"We're working to blur and blend the learning experiences of deployments, education in the schoolhouse, training at home station and training at combat training centers," said Dempsey. "Absent actual violence, each should confront Soldiers and leader with the complexity, ambiguity and unpredictability of the operating environment."
These blended and blurred lines mean building a career-long, learning continuum, which means greater collaboration between the operating and generating forces and greater demands on the Soldier through self-development programs.
Dempsey also stated that the future security environment will not only require the Army to reinforce current skills, but also hone new attributes like inquisitiveness, creativity, effective communication and the instinct to collaborate.
The role of industry is integral to the future of Army learning and the learning continuum.
"Having identified the challenges of learning, we've got to overcome them," he said. "We need the best minds to help us think about things differently, to see the opportunities in new learning technologies, and to help us develop an affordable learning strategy for the Army."
"The future is so complex and uncertain that we could convince ourselves that we must continue to add task to task, skill to skill, and attribute to attribute to prepare our units and their leaders to every possible challenge or contingency," said Dempsey, "In my opinion, that would be the wrong answer."

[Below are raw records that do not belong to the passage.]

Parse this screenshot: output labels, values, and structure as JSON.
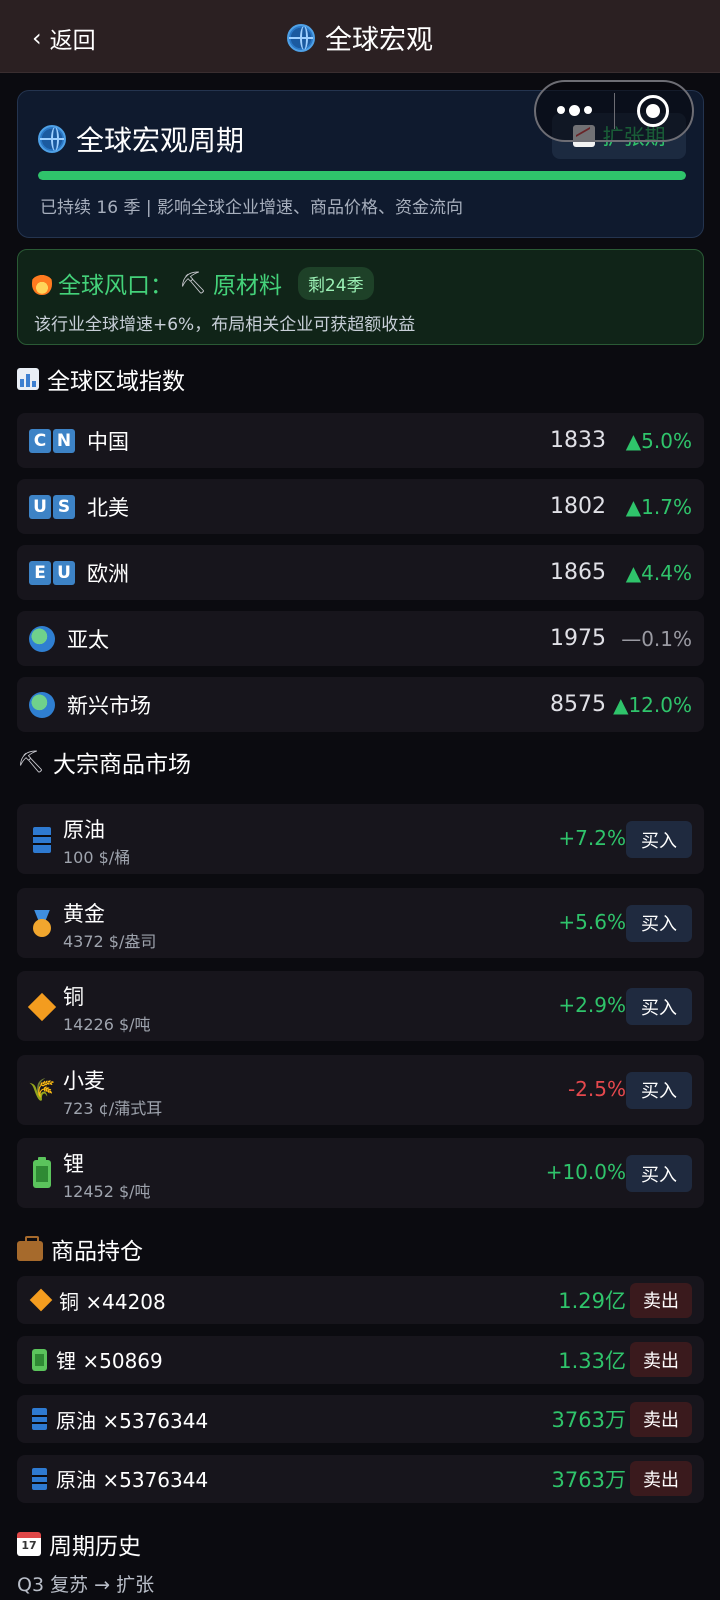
{
  "header": {
    "back_label": "返回",
    "title": "全球宏观"
  },
  "macro": {
    "title": "全球宏观周期",
    "phase_badge": "扩张期",
    "progress_pct": 100,
    "subtitle": "已持续 16 季 | 影响全球企业增速、商品价格、资金流向"
  },
  "wind": {
    "label": "全球风口：",
    "sector": "原材料",
    "remaining": "剩24季",
    "desc": "该行业全球增速+6%，布局相关企业可获超额收益"
  },
  "regions": {
    "title": "全球区域指数",
    "items": [
      {
        "code": [
          "C",
          "N"
        ],
        "name": "中国",
        "value": "1833",
        "change": "▲5.0%",
        "trend": "up"
      },
      {
        "code": [
          "U",
          "S"
        ],
        "name": "北美",
        "value": "1802",
        "change": "▲1.7%",
        "trend": "up"
      },
      {
        "code": [
          "E",
          "U"
        ],
        "name": "欧洲",
        "value": "1865",
        "change": "▲4.4%",
        "trend": "up"
      },
      {
        "code": null,
        "name": "亚太",
        "value": "1975",
        "change": "—0.1%",
        "trend": "flat"
      },
      {
        "code": null,
        "name": "新兴市场",
        "value": "8575",
        "change": "▲12.0%",
        "trend": "up"
      }
    ]
  },
  "commodities": {
    "title": "大宗商品市场",
    "buy_label": "买入",
    "items": [
      {
        "icon": "oil-barrel-icon",
        "name": "原油",
        "price": "100 $/桶",
        "change": "+7.2%",
        "trend": "up"
      },
      {
        "icon": "gold-medal-icon",
        "name": "黄金",
        "price": "4372 $/盎司",
        "change": "+5.6%",
        "trend": "up"
      },
      {
        "icon": "copper-diamond-icon",
        "name": "铜",
        "price": "14226 $/吨",
        "change": "+2.9%",
        "trend": "up"
      },
      {
        "icon": "wheat-icon",
        "name": "小麦",
        "price": "723 ¢/蒲式耳",
        "change": "-2.5%",
        "trend": "down"
      },
      {
        "icon": "battery-icon",
        "name": "锂",
        "price": "12452 $/吨",
        "change": "+10.0%",
        "trend": "up"
      }
    ]
  },
  "holdings": {
    "title": "商品持仓",
    "sell_label": "卖出",
    "items": [
      {
        "icon": "copper-diamond-icon",
        "name": "铜 ×44208",
        "value": "1.29亿"
      },
      {
        "icon": "battery-icon",
        "name": "锂 ×50869",
        "value": "1.33亿"
      },
      {
        "icon": "oil-barrel-icon",
        "name": "原油 ×5376344",
        "value": "3763万"
      },
      {
        "icon": "oil-barrel-icon",
        "name": "原油 ×5376344",
        "value": "3763万"
      }
    ]
  },
  "history": {
    "title": "周期历史",
    "calendar_text": "17",
    "entry": "Q3 复苏 → 扩张"
  },
  "colors": {
    "up": "#2fc46b",
    "down": "#e5484d",
    "flat": "#9a9aa2",
    "accent": "#2fc46b"
  }
}
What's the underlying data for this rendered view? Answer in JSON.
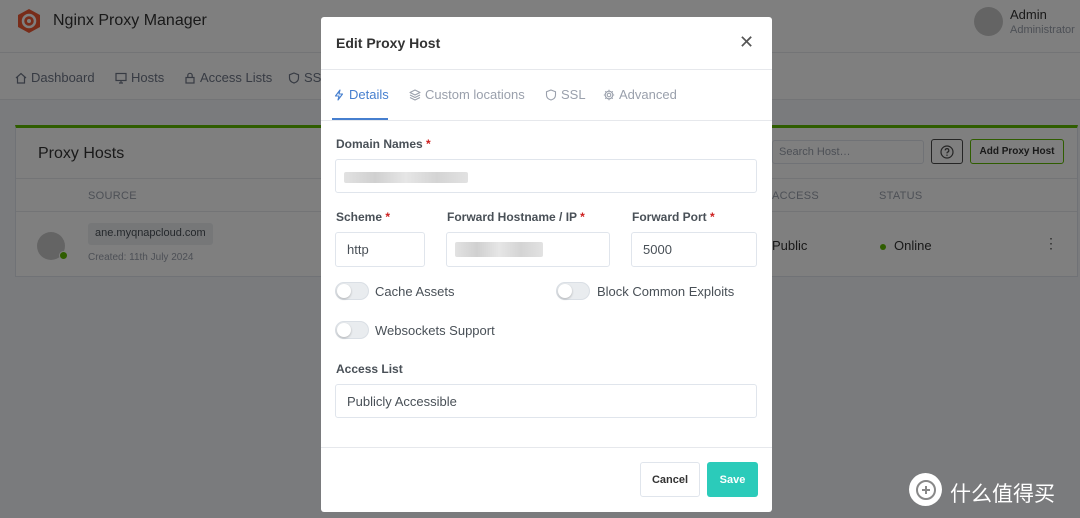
{
  "app": {
    "title": "Nginx Proxy Manager"
  },
  "user": {
    "name": "Admin",
    "role": "Administrator"
  },
  "nav": [
    {
      "label": "Dashboard",
      "icon": "home-icon"
    },
    {
      "label": "Hosts",
      "icon": "monitor-icon"
    },
    {
      "label": "Access Lists",
      "icon": "lock-icon"
    },
    {
      "label": "SSL",
      "icon": "shield-icon"
    }
  ],
  "card": {
    "title": "Proxy Hosts",
    "search_placeholder": "Search Host…",
    "add_button": "Add Proxy Host",
    "columns": {
      "source": "SOURCE",
      "access": "ACCESS",
      "status": "STATUS"
    },
    "row": {
      "domain": "ane.myqnapcloud.com",
      "created": "Created: 11th July 2024",
      "access": "Public",
      "status": "Online"
    }
  },
  "modal": {
    "title": "Edit Proxy Host",
    "tabs": [
      {
        "label": "Details",
        "icon": "lightning-icon",
        "active": true
      },
      {
        "label": "Custom locations",
        "icon": "layers-icon",
        "active": false
      },
      {
        "label": "SSL",
        "icon": "shield-icon",
        "active": false
      },
      {
        "label": "Advanced",
        "icon": "gear-icon",
        "active": false
      }
    ],
    "domain_names_label": "Domain Names",
    "scheme_label": "Scheme",
    "scheme_value": "http",
    "forward_host_label": "Forward Hostname / IP",
    "forward_port_label": "Forward Port",
    "forward_port_value": "5000",
    "required_mark": "*",
    "cache_assets_label": "Cache Assets",
    "cache_assets_on": false,
    "block_exploits_label": "Block Common Exploits",
    "block_exploits_on": false,
    "websockets_label": "Websockets Support",
    "websockets_on": false,
    "access_list_label": "Access List",
    "access_list_value": "Publicly Accessible",
    "cancel_label": "Cancel",
    "save_label": "Save"
  },
  "watermark": {
    "text": "什么值得买"
  },
  "colors": {
    "accent": "#467fcf",
    "save": "#2bcbba",
    "success": "#5eba00",
    "required": "#cd201f"
  }
}
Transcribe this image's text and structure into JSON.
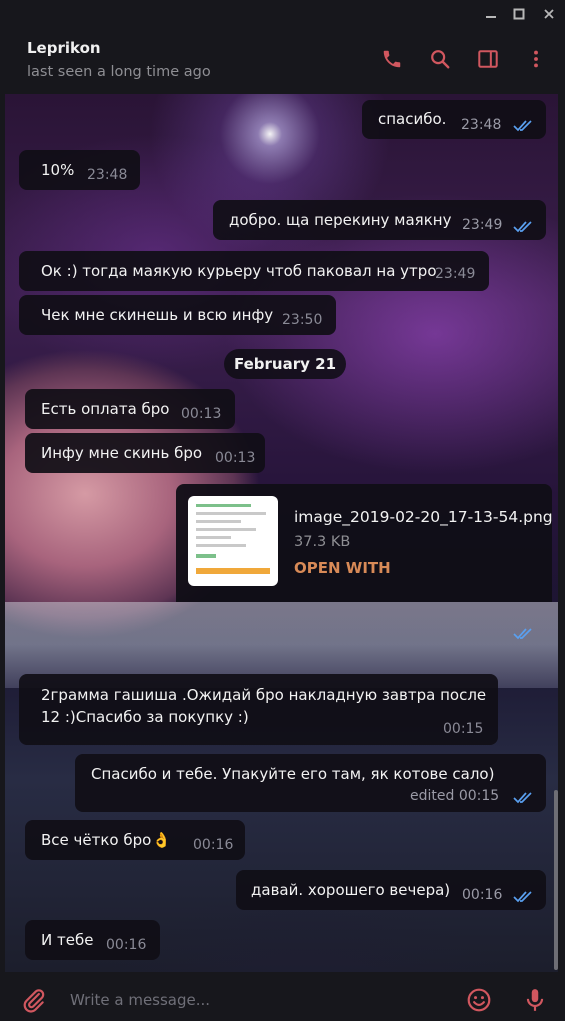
{
  "window": {
    "minimize_glyph": "—",
    "maximize_glyph": "☐",
    "close_glyph": "✕"
  },
  "header": {
    "name": "Leprikon",
    "status": "last seen a long time ago",
    "icons": [
      "phone-icon",
      "search-icon",
      "sidebar-toggle-icon",
      "more-vertical-icon"
    ]
  },
  "colors": {
    "accent": "#d1575f",
    "link": "#d88a57",
    "check": "#5aa0f0"
  },
  "messages": {
    "m1": {
      "text": "спасибо.",
      "time": "23:48"
    },
    "m2": {
      "text": "10%",
      "time": "23:48"
    },
    "m3": {
      "text": "добро. ща перекину маякну",
      "time": "23:49"
    },
    "m4": {
      "text": "Ок :) тогда маякую курьеру чтоб паковал на утро",
      "time": "23:49"
    },
    "m5": {
      "text": "Чек мне скинешь и всю инфу",
      "time": "23:50"
    },
    "date": "February 21",
    "m6": {
      "text": "Есть оплата бро",
      "time": "00:13"
    },
    "m7": {
      "text": "Инфу мне скинь бро",
      "time": "00:13"
    },
    "file": {
      "name": "image_2019-02-20_17-13-54.png",
      "size": "37.3 KB",
      "action": "OPEN WITH"
    },
    "m8": {
      "line1": "2грамма гашиша .Ожидай бро накладную завтра после",
      "line2": "12 :)Спасибо за покупку :)",
      "time": "00:15"
    },
    "m9": {
      "text": "Спасибо и тебе. Упакуйте его там, як котове сало)",
      "time": "edited 00:15"
    },
    "m10": {
      "text": "Все чётко бро",
      "time": "00:16"
    },
    "m11": {
      "text": "давай. хорошего вечера)",
      "time": "00:16"
    },
    "m12": {
      "text": "И тебе",
      "time": "00:16"
    }
  },
  "composer": {
    "placeholder": "Write a message..."
  }
}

In the recently-released FM 7-0: Training Units and Developing Leaders for Full-Spectrum Operations, it states that leaders must agree on what's important and develop a training plan to master tasks, instead of becoming 'jacks of all trade'.
"Since training is the foundation upon which confidence and trust are established, and from which adaptations are made, 'just good enough' is never just good enough in training," he said.
To continue building confidence and trust through training, Dempsey forecasts home station exercises that replicate the complexity, ambiguity and hybrid threats and that have the ability to provide combat training center-quality feedback to units.
TRADOC is already working with agencies like the Defense Advanced Researched Projects Agency to build simulated future training environments, and Dempsey encourages members of industry to get involved.
"I envision exercises populated with data from a centrally managed database," said Dempsey, "intelligent holograms and avatars for key leader engagements and interrogation, unmanned aerial systems to record and field exercises, a virtual collaborative environment in which to conduct [after-action reviews] and capture lessons learned, and the ability to adapt and modify the simulations."
"We will build the Army that will be employed in 2020, and here's what's even more interesting to me: we're building it with full knowledge that this Army will not be what we need in 2030," said Dempsey, "And that's why adaptation must be an institutional imperative."
According to Dempsey, adaptability, as an institutional imperative, must permeate all Army processes including personnel management, procurement and experimentation.
"Let me put a finer edge on what it means to be adaptable," he said.
"Faster, flatter, more collaborative and always resource sensitive. It means that we have to revise our concepts every two years. It means we should expect significant organizational redesign every five years. It means incremental modernization with five to seven year procurement objectives synchronized to [Army Force Generation]. It means revision of doctrine, training methodologies and leader development strategies every one to two years."
Dempsey closed with a discussion of the Profession of Arms. The Profession of Arms Campaign is a year-long, introspective dialogue about how the past decade has changed the understanding and commitment to the profession and ethic.
"We need to 'see ourselves' to ensure we preserve the extraordinary relationship we currently enjoy with the American people," said Dempsey. "We've accomplished so much in the past ten years, and yet it seems like we have so much more to accomplish."
"Henry Ford once said, 'Whether you think you can, or that you think you can't, you're probably right,'" he said.